The Danish study has warned that if steps were not taken to reverse the problem, the children of each successive generation were destined to be ''fatter and sicker than their parents''.
The finding ''suggests that more children than ever before are facing increased risks of CHD in adulthood'', said the team, the Couriermail reported.
The combined health problems will lead to more heart disease, diabetes and high blood pressure at a younger age, and even aggressive treatment will not be able to stem the trend.
By 2035, the prevalence of heart disease will have increased by 5 to 16 per cent, they estimated.
''Barring a major advance in the treatment of either excessive weight gain itself or its associated alterations in blood pressure, lipid levels and glucose metabolism, current adolescent overweight will have a substantial effect on public health far into the future,'' they concluded.

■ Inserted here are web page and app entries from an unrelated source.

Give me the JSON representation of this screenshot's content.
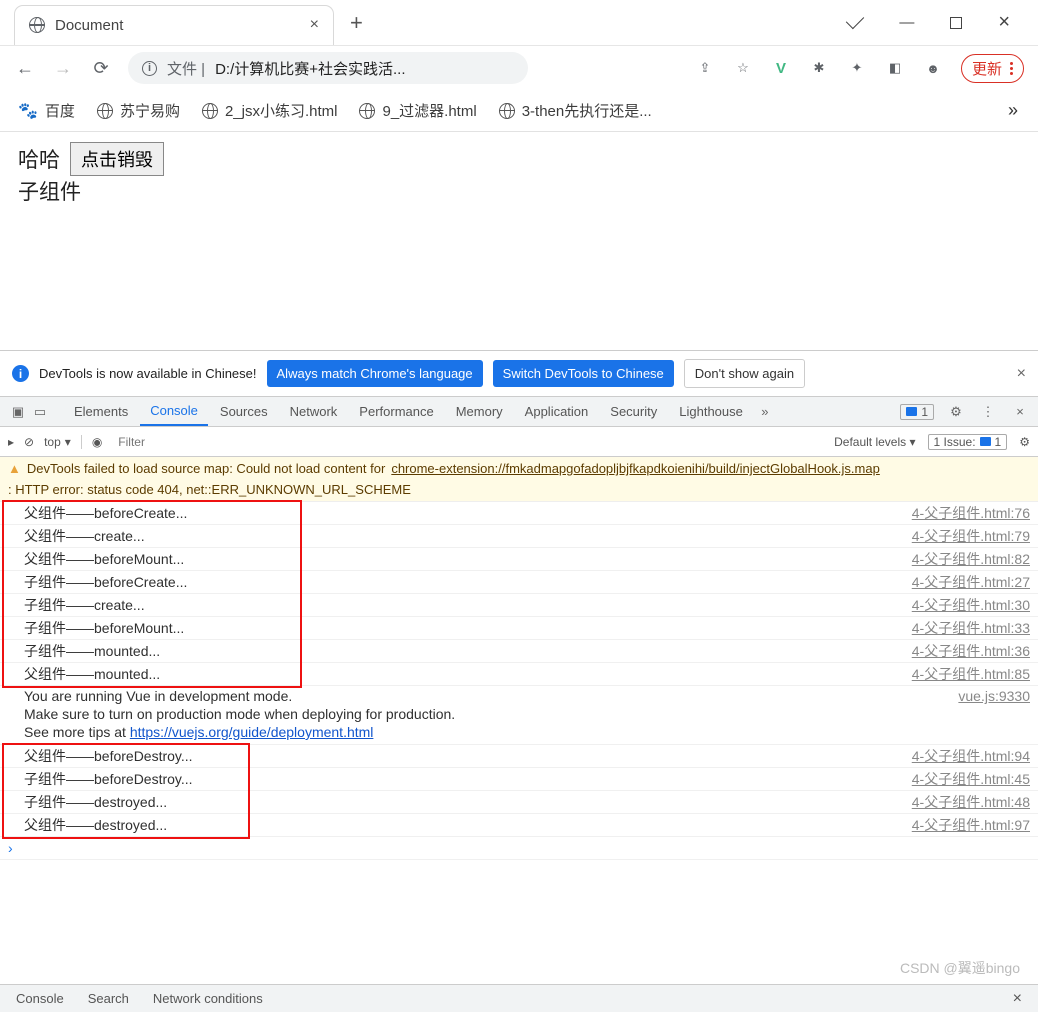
{
  "window": {
    "tab_title": "Document"
  },
  "address": {
    "prefix": "文件 |",
    "url": "D:/计算机比赛+社会实践活...",
    "update": "更新"
  },
  "bookmarks": [
    {
      "label": "百度",
      "icon": "paw"
    },
    {
      "label": "苏宁易购",
      "icon": "globe"
    },
    {
      "label": "2_jsx小练习.html",
      "icon": "globe"
    },
    {
      "label": "9_过滤器.html",
      "icon": "globe"
    },
    {
      "label": "3-then先执行还是...",
      "icon": "globe"
    }
  ],
  "page": {
    "text1": "哈哈",
    "button": "点击销毁",
    "text2": "子组件"
  },
  "banner": {
    "msg": "DevTools is now available in Chinese!",
    "btn1": "Always match Chrome's language",
    "btn2": "Switch DevTools to Chinese",
    "btn3": "Don't show again"
  },
  "devtools": {
    "tabs": [
      "Elements",
      "Console",
      "Sources",
      "Network",
      "Performance",
      "Memory",
      "Application",
      "Security",
      "Lighthouse"
    ],
    "active": "Console",
    "issues_badge": "1",
    "toolbar": {
      "context": "top",
      "filter_placeholder": "Filter",
      "levels": "Default levels",
      "issues": "1 Issue:"
    }
  },
  "warning": {
    "pre": "DevTools failed to load source map: Could not load content for ",
    "link": "chrome-extension://fmkadmapgofadopljbjfkapdkoienihi/build/injectGlobalHook.js.map",
    "post": ": HTTP error: status code 404, net::ERR_UNKNOWN_URL_SCHEME"
  },
  "logs1": [
    {
      "msg": "父组件——beforeCreate...",
      "src": "4-父子组件.html:76"
    },
    {
      "msg": "父组件——create...",
      "src": "4-父子组件.html:79"
    },
    {
      "msg": "父组件——beforeMount...",
      "src": "4-父子组件.html:82"
    },
    {
      "msg": "子组件——beforeCreate...",
      "src": "4-父子组件.html:27"
    },
    {
      "msg": "子组件——create...",
      "src": "4-父子组件.html:30"
    },
    {
      "msg": "子组件——beforeMount...",
      "src": "4-父子组件.html:33"
    },
    {
      "msg": "子组件——mounted...",
      "src": "4-父子组件.html:36"
    },
    {
      "msg": "父组件——mounted...",
      "src": "4-父子组件.html:85"
    }
  ],
  "vue_msg": {
    "l1": "You are running Vue in development mode.",
    "l2": "Make sure to turn on production mode when deploying for production.",
    "l3a": "See more tips at ",
    "l3link": "https://vuejs.org/guide/deployment.html",
    "src": "vue.js:9330"
  },
  "logs2": [
    {
      "msg": "父组件——beforeDestroy...",
      "src": "4-父子组件.html:94"
    },
    {
      "msg": "子组件——beforeDestroy...",
      "src": "4-父子组件.html:45"
    },
    {
      "msg": "子组件——destroyed...",
      "src": "4-父子组件.html:48"
    },
    {
      "msg": "父组件——destroyed...",
      "src": "4-父子组件.html:97"
    }
  ],
  "drawer": {
    "t1": "Console",
    "t2": "Search",
    "t3": "Network conditions"
  },
  "watermark": "CSDN @翼遥bingo"
}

The study tracked more than one quarter of a million school children in Copenhagen from 1930 to 1976, found that overweight children grew up to have more heart problems, particularly the boys.
The heavier they were as youngsters, particularly entering their teens, the greater the risk. For example, a 13-year-old boy who was 11.2 kg above the average weight was found to be 33 per cent more likely than a child of normal weight to have a heart attack or some other problem caused by coronary heart disease by age 60.